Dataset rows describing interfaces

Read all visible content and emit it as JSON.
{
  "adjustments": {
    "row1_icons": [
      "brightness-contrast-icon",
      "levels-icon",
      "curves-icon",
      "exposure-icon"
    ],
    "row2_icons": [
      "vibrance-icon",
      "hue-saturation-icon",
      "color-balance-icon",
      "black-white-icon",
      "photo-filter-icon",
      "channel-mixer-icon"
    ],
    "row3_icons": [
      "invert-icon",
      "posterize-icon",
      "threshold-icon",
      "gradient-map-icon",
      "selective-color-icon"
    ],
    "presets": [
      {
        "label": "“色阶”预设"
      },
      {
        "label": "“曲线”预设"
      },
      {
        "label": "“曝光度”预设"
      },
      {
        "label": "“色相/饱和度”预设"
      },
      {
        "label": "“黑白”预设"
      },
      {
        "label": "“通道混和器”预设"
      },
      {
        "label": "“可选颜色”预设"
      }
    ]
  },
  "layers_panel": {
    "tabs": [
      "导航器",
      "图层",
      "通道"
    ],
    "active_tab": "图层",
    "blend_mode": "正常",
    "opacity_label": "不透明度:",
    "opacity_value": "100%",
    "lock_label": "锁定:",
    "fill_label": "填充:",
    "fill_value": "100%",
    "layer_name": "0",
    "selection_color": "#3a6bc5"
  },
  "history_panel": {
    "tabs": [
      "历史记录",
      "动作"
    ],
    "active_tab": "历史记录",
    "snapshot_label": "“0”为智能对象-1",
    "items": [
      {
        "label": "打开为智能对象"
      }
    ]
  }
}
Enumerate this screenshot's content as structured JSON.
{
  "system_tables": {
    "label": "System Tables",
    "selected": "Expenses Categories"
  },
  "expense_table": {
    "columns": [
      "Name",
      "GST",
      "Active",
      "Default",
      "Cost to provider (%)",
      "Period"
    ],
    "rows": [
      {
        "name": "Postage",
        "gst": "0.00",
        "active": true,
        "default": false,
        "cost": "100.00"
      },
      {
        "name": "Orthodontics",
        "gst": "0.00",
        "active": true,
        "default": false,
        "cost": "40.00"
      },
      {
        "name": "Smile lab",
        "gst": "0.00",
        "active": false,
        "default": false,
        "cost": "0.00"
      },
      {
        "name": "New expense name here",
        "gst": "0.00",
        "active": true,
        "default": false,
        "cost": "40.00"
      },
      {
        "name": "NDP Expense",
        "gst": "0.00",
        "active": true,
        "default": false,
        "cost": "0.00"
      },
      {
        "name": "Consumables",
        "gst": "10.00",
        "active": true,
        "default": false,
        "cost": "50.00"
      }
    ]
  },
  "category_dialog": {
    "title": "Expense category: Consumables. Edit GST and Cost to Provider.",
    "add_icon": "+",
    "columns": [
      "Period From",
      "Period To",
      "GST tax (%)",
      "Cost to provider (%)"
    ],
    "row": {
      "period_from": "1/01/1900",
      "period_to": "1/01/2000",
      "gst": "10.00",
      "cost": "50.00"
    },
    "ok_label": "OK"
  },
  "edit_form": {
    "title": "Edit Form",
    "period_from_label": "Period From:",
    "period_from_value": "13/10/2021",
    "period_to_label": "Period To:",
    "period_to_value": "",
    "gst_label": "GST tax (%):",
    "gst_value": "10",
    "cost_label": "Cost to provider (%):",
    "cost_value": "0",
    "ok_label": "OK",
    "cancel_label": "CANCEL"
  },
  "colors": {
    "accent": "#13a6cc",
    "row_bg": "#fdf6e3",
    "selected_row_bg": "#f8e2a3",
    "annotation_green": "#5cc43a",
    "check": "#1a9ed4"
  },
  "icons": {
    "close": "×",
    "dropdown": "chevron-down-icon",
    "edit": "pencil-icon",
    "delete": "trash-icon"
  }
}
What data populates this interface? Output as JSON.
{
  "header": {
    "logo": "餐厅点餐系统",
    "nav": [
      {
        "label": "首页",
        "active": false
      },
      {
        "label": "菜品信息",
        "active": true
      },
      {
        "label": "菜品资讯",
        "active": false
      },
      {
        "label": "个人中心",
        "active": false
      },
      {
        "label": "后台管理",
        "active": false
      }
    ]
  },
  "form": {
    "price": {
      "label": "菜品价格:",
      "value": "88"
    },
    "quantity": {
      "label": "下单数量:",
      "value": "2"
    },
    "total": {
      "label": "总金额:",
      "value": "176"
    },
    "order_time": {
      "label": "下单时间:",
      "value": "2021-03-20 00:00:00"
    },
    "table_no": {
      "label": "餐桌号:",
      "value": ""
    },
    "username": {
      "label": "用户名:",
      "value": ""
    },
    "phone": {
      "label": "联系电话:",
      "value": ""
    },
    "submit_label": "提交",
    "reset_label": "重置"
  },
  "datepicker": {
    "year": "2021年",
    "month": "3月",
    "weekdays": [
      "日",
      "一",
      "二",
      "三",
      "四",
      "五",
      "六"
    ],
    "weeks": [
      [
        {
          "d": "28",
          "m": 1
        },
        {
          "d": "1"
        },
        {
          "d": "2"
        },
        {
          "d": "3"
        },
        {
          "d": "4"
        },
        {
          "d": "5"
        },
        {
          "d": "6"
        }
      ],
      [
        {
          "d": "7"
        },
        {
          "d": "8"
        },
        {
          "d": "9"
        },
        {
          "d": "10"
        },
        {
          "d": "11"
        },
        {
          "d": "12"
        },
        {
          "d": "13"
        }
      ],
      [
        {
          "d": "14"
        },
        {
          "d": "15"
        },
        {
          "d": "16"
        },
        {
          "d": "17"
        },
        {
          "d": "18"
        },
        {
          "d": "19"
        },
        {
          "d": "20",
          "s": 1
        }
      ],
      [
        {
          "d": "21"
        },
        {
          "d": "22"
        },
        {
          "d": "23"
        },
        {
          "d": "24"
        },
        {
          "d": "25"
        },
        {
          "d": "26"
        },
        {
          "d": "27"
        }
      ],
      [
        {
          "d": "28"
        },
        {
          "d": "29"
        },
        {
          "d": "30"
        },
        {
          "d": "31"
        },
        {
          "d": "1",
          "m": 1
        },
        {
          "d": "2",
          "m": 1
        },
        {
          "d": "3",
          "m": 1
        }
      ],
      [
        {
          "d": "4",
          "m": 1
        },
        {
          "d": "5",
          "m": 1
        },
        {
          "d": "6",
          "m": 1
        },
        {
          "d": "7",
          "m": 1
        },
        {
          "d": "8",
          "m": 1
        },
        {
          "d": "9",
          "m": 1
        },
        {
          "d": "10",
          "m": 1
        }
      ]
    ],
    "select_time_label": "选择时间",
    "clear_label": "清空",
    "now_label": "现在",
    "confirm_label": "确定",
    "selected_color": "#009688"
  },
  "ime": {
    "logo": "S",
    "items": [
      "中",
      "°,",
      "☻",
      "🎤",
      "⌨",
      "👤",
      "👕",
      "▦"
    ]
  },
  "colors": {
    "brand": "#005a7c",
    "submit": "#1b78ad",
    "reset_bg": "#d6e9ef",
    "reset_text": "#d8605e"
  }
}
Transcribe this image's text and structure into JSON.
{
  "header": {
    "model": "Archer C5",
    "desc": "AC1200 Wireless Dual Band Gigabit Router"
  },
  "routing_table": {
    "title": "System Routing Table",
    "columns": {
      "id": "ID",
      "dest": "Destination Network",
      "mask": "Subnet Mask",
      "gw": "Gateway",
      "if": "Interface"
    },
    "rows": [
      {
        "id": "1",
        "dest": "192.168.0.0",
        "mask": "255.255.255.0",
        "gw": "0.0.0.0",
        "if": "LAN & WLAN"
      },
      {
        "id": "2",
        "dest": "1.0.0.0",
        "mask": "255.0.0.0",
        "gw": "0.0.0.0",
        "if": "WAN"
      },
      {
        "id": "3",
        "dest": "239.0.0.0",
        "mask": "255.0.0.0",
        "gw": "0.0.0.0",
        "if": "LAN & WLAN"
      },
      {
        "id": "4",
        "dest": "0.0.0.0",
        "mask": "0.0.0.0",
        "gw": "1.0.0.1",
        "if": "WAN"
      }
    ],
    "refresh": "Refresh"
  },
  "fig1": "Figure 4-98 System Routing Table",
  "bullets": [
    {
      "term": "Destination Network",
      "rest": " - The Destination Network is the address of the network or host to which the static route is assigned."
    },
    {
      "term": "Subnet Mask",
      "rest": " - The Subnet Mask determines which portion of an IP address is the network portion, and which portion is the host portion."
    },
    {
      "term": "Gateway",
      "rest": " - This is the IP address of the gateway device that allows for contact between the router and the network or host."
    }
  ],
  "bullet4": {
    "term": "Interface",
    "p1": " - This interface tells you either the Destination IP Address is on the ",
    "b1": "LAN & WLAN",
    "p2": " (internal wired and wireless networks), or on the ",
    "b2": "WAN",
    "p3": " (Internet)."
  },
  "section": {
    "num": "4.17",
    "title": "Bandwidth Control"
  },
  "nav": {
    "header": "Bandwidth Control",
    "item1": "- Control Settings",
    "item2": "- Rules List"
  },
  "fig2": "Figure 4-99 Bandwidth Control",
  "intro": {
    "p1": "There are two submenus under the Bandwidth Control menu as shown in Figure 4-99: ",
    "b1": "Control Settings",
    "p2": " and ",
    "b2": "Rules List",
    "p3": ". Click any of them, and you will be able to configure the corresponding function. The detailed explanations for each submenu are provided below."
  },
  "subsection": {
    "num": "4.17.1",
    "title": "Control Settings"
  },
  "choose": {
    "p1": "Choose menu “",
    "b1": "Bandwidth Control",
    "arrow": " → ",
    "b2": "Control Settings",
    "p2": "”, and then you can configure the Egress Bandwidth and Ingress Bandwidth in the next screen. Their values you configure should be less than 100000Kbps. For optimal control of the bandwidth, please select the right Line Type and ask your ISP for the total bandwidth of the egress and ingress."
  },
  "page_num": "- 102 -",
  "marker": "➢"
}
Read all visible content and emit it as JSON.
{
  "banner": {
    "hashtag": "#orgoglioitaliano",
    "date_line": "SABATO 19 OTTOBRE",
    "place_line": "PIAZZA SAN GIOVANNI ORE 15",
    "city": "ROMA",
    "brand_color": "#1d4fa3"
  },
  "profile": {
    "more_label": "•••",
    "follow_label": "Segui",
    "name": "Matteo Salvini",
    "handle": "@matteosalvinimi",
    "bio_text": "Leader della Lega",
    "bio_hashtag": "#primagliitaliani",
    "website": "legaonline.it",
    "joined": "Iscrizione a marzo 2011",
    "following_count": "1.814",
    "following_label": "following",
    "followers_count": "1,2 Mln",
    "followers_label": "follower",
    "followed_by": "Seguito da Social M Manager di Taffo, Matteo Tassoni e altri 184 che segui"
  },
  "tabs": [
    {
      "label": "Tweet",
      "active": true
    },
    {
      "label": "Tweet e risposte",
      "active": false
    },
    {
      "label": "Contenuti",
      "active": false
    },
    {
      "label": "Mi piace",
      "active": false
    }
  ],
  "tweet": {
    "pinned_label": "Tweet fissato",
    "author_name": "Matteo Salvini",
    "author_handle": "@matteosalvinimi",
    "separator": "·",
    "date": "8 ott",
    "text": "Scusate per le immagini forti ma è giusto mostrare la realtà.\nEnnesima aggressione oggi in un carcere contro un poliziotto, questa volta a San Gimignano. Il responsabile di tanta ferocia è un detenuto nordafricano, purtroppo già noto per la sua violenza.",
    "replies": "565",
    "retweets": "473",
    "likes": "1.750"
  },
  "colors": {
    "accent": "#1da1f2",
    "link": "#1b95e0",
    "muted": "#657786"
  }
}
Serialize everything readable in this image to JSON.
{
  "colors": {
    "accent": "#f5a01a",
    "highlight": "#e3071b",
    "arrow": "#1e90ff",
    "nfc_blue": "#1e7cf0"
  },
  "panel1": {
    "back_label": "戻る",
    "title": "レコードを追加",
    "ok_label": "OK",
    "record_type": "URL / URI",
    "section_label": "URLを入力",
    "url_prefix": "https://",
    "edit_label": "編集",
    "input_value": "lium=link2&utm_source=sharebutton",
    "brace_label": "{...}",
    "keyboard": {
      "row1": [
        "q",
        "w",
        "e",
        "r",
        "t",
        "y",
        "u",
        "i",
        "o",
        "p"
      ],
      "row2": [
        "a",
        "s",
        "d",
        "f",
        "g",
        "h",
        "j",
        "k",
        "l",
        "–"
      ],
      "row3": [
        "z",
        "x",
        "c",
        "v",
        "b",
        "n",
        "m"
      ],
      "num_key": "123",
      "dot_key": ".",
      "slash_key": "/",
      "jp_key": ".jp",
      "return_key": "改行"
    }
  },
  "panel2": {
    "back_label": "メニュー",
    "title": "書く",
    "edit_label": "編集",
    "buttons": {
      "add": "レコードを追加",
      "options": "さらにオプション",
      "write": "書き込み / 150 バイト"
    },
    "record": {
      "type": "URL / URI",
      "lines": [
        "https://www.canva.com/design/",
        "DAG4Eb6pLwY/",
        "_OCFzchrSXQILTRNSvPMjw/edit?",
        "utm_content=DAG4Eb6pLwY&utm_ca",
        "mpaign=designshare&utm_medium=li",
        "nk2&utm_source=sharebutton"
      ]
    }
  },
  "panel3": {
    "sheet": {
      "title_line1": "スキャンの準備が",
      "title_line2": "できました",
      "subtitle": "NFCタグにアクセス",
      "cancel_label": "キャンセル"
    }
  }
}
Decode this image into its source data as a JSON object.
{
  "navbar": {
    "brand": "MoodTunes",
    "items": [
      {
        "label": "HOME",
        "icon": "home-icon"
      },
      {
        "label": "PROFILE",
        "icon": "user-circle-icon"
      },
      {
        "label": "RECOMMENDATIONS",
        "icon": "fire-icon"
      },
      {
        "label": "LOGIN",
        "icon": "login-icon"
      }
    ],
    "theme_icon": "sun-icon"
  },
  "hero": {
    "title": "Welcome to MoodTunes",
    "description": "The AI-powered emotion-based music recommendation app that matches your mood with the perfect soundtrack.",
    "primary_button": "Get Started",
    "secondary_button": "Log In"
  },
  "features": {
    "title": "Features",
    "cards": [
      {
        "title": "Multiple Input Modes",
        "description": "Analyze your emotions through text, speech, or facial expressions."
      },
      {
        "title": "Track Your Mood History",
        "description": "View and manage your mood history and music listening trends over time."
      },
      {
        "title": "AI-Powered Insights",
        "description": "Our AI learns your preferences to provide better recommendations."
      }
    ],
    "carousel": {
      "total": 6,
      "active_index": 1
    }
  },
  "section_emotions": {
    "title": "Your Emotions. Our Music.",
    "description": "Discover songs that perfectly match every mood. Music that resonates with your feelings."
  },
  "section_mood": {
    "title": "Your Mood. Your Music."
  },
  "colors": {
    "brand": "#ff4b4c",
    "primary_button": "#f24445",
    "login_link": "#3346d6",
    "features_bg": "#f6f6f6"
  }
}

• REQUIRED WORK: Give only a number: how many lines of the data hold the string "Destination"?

• SOLVED EXERCISE: 4